The large Patwa Haveli, or Patwon-ki-Haveli (daily 8am–6.30pm; Rs20), down a street to the right a couple of blocks north from the Nathmalji-ki-Haveli, was constructed in the first half of the nineteenth century by the Patwa merchants — five brothers from a Jain family who were bankers and traders in brocade and opium. Five separate suites with individual entrances facing a narrow street are connected from within, and all have flat roof areas — the views are excellent. Traces of stylish wall paintings survive in some rooms, but the building’s most striking features are its exuberantly carved jharokhas, or protruding balconies.
On the way back, we stopped over at the Gadisar (or Gadi Sagar) lake, on the insistence of our escorts. A simple lake, teeming with catfish.
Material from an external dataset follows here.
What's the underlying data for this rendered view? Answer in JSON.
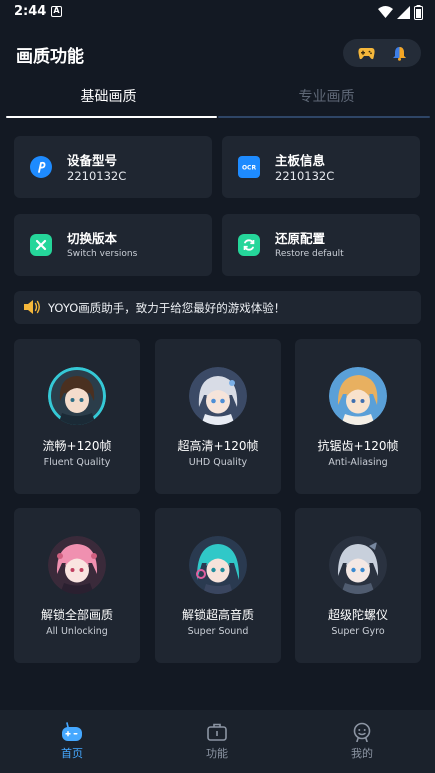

Throw in some bread and be prepared for a gross sight of catfish jumping over each other to get to the crumbs.
South of town through an imposing triple gateway, Gadi Sagar Tank, built in 1367 and flanked with sandstone ghats and temples, was once Jaisalmer’s sole water supply. This peaceful place staring out on the desert hosts the festival of Gangaur in March, when single women fling flowers into the lake and pray for a good husband, and the maharawal heads a procession amid pomp and splendour unchanged for generations. It’s possible to rent boats the rest of the year (daily 8am–9pm; 30min; Rs50–100 for 2–4 people). The gateway over the ghat leading down to the lake, Tilon-ki-Pol, was commissioned in 1909 by a rich courtesan named Tilon, who was famed for her beauty. While it was being built, a group of town prudes went to the maharawal to persuade him that it would be inauspicious to have to access the lake through a gate built with the earnings of a prostitute. The maharawal ordered it dismantled, but Tilon was smarter than him: she had incorporated into the top of the structure a shrine to Vishnu, so that its destruction would be an insult to the god. She won the day and her gate still stands.
That night, after dinner, we left for the railway station and caught the Jaisalmer-Jodhpur Intercity express for Jodhpur.